_DATASET_:
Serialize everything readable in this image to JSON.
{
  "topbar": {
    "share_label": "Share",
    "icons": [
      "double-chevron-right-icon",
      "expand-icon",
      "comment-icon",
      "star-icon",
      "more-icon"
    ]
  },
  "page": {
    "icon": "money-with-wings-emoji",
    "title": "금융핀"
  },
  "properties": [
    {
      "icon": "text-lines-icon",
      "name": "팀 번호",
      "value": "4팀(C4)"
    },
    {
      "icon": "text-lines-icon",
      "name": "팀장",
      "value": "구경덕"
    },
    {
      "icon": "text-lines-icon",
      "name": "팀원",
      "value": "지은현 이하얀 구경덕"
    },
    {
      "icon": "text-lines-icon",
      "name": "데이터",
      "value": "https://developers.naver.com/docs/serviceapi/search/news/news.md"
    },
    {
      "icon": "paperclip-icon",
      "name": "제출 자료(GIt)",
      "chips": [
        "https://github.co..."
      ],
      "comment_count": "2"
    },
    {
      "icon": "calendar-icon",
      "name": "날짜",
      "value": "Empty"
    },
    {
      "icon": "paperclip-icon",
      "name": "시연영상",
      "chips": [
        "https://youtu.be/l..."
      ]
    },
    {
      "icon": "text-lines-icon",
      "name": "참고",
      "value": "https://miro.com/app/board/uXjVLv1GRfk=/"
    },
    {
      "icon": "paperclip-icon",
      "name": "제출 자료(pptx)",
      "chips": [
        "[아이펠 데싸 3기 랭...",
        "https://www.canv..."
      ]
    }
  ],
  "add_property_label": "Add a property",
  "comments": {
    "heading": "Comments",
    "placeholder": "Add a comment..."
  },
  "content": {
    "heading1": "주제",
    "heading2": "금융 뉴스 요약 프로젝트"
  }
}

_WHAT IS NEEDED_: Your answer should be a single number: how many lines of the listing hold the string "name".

_EXERCISE ANSWER_: 9